** THE RECORDS follows **
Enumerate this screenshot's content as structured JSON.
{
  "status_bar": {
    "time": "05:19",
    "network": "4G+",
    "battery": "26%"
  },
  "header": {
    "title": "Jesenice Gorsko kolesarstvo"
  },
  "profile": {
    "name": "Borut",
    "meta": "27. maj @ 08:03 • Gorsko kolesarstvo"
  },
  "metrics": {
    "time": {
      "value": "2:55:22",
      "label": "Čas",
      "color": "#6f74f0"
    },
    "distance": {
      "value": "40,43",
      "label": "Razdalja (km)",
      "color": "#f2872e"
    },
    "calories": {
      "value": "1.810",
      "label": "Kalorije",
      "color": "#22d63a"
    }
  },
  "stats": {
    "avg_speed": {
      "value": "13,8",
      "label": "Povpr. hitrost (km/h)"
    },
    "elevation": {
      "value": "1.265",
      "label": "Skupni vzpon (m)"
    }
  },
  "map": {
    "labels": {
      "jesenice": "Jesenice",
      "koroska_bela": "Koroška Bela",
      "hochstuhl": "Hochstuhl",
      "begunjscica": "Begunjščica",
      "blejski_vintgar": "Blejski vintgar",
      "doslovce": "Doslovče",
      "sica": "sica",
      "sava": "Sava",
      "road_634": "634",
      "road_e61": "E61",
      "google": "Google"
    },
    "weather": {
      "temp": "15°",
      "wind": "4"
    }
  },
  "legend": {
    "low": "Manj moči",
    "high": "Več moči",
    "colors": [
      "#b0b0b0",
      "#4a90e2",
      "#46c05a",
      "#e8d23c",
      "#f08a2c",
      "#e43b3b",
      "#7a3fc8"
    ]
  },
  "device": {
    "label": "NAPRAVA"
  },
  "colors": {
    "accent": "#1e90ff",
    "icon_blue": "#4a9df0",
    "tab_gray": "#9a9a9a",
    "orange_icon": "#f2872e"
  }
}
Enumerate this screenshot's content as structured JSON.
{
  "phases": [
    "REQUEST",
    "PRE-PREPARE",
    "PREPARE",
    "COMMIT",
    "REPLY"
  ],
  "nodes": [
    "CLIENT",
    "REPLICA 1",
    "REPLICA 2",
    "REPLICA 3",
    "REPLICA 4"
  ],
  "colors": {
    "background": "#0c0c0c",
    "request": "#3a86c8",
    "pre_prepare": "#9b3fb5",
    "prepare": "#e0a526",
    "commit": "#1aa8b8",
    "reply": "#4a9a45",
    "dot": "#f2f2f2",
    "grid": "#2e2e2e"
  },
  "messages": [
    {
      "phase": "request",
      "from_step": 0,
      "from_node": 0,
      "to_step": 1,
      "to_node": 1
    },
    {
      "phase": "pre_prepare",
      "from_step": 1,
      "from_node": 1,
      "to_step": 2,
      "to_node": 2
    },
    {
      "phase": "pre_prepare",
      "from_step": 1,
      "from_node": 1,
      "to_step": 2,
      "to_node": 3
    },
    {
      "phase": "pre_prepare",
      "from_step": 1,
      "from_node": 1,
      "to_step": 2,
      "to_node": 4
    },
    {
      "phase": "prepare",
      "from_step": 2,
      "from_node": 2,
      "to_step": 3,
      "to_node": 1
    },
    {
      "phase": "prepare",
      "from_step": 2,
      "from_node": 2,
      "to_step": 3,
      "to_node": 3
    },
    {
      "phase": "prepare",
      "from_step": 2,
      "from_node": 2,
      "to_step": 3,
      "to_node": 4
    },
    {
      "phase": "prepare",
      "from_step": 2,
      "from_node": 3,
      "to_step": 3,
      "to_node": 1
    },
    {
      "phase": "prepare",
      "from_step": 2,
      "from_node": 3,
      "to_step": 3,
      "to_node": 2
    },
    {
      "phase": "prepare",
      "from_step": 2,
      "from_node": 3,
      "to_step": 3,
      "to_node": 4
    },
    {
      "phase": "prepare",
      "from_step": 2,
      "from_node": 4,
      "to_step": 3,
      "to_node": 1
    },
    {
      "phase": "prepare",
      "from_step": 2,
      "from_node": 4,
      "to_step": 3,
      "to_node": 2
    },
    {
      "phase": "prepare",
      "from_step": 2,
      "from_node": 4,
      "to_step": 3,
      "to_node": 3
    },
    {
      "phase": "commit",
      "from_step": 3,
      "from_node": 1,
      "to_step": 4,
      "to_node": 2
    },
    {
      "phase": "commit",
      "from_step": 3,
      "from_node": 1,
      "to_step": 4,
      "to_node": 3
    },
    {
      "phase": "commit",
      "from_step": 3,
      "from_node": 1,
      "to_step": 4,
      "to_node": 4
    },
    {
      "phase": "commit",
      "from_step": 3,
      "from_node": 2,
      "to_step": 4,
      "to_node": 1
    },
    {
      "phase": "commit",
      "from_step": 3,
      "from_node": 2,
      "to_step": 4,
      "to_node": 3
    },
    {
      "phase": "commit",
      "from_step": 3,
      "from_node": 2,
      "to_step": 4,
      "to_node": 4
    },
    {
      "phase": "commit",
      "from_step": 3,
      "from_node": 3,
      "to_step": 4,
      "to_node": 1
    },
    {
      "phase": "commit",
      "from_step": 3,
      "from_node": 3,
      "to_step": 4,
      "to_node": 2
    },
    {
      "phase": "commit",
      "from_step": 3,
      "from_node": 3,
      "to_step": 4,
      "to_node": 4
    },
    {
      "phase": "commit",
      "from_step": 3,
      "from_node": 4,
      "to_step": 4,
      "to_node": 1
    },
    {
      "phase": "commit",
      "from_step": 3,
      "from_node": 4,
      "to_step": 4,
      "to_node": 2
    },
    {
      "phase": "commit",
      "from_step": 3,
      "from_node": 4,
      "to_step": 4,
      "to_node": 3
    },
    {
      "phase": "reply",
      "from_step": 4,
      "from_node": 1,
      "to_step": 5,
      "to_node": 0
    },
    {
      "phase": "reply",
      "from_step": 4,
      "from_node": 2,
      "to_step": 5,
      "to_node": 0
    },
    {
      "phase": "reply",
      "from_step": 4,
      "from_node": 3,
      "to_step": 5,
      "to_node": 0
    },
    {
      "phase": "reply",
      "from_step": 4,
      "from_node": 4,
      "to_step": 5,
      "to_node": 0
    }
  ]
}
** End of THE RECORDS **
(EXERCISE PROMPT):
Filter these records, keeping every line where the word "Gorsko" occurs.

(PROBLEM SOLUTION):
    "title": "Jesenice Gorsko kolesarstvo"
    "meta": "27. maj @ 08:03 • Gorsko kolesarstvo"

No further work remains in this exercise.